Submitted to: Journal of Dairy Science
Publication Type: Abstract Only
Publication Acceptance Date: 3/10/2019
Publication Date: 6/23/2019
Citation: Van Raden, P.M. 2019. How to implement genomic selection. Journal of Dairy Science. 102(Suppl. 1):98(abstr. 66).

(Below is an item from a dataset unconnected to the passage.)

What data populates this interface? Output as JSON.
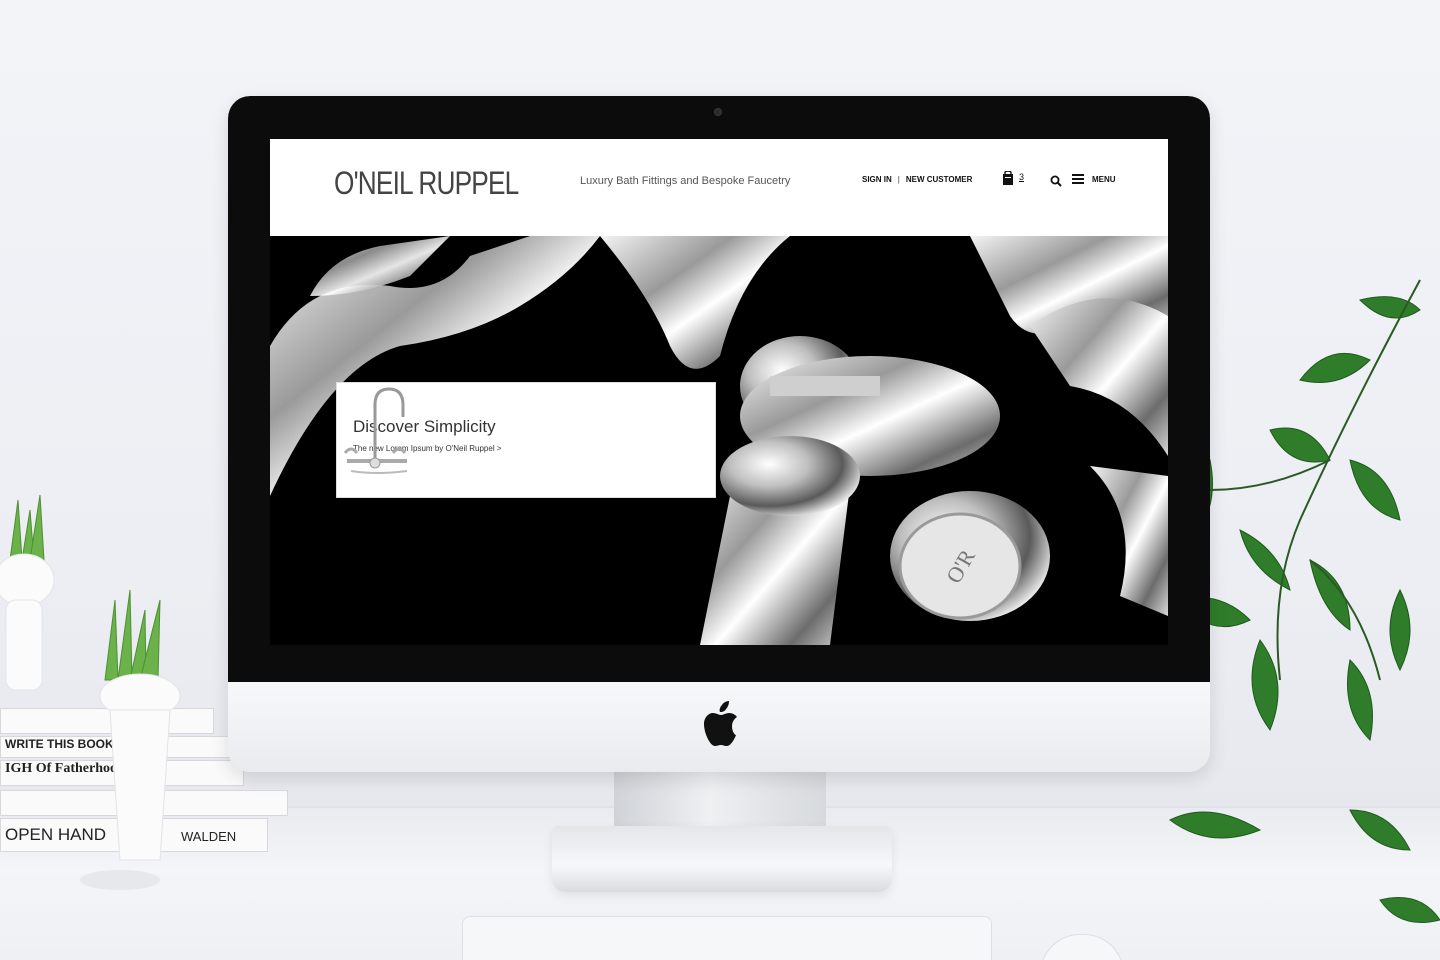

Technical Abstract: Key features of genomic selection remain essential, and new features continue to be added 10 years after first being implemented. Breeding values with higher reliability earlier in life are estimated by combining DNA genotypes for many thousands of loci using existing identification, pedigree, and phenotype databases for millions of animals. Quality control for both new and previous data greatly improves by comparing genomic and pedigree relationships to fix parent-progeny conflicts and discover many additional ancestors. Many quantitative trait loci and gene tests have been added to previous assays that used only evenly spaced, highly polymorphic markers. Imputation now combines genotypes from many assays of differing marker density. Prediction models have gradually advanced from normal or Bayesian distributions within breed and trait to single-step, multitrait, multibreed, or other more complex models. Genomic selection was initially applied to males to predict progeny performance but now is widely applied to females or even embryos to predict their own later performance. The initial focus on additive merit has expanded to include mating programs, genomic inbreeding, and recessive alleles. Many producers now use DNA testing to decide which heifers should be inseminated with elite dairy, beef, or gender-sorted semen; be embryo donors or recipients; or be sold or kept for breeding. Because some of these decisions are expensive to delay, predictions are now provided weekly instead of every few months. International genomic databases and predictions are often more accurate than within-country genetic evaluations previously designed for progeny testing. Obtaining predictions from an international database is usually more effective than computing predictions from only local data unless local breeds, conditions, or traits differ greatly from the large database. Selection indexes include many new traits, often with lower heritability or requiring large initial investments to obtain phenotypes, which provide further incentive to cooperate internationally. The genomic prediction methods developed for dairy cattle are now applied widely to many other animal, human, and plant populations.